There is almost nothing more sacred or more sensitive for Jews living in the generation after the Holocaust than the memory of the six million martyrs of the Nazi genocide ... Now that "revisionists," who seek to deny the Holocaust, have become even more brazen, sensitive Jews are reacting with even greater passion.
But obsession with the Holocaust is exacting a great price. It is killing America's Jews ... Jews as a group are drifting away from their religion ... Unless there will be, within the very near future, a dramatic turnaround in the patterns of Jewish assimilation and intermarriage, we are probably witnessing the last generation of Jewish life in America as now know it.
... Right now the priority seems to be building Holocaust memorials. More than $500 million has already been pledged or spent to build 19 Holocaust memorials and 36 research centers or libraries in America. Some cities, like Los Angeles, have two or three competing Holocaust memorials ...
There is a Holocaust taking place in America right now. We can't hear it, because there are no barking dogs ... We can't smell it because there are no gas chambers. But the net result is exactly the same.
—Rabbi Ephraim Buchwald, "The Holocaust is Killing America's Jews," Los Angeles Times, April 28, 1992.
Additional information about this document
|Author(s):||Moshe Kohn , Eli Hecht , Ephraim Buchwald|
|Title:||Three Jewish Views|

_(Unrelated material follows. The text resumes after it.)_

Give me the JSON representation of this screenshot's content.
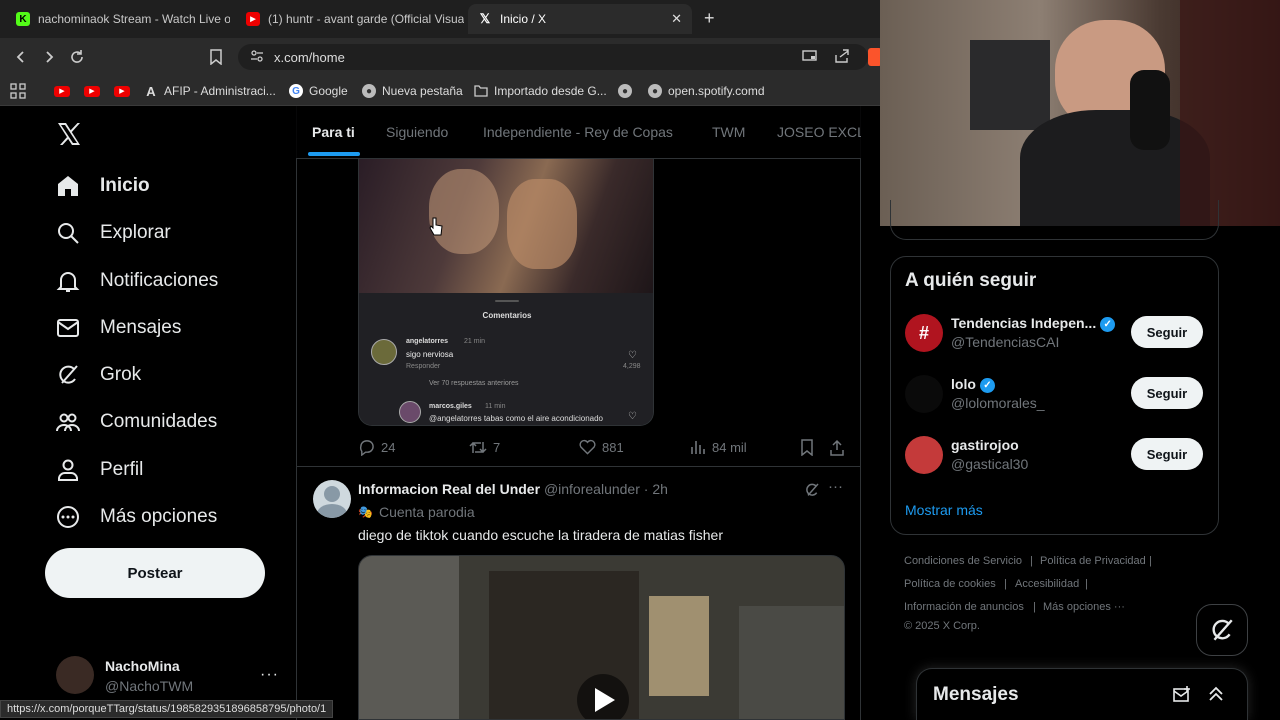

|Sources:||The Journal of Historical Review, vol. 15, no. 2 (March/April 1995), p. 33, with source given for each quote.|
|First posted on CODOH:||Dec. 17, 2012, 6 p.m.|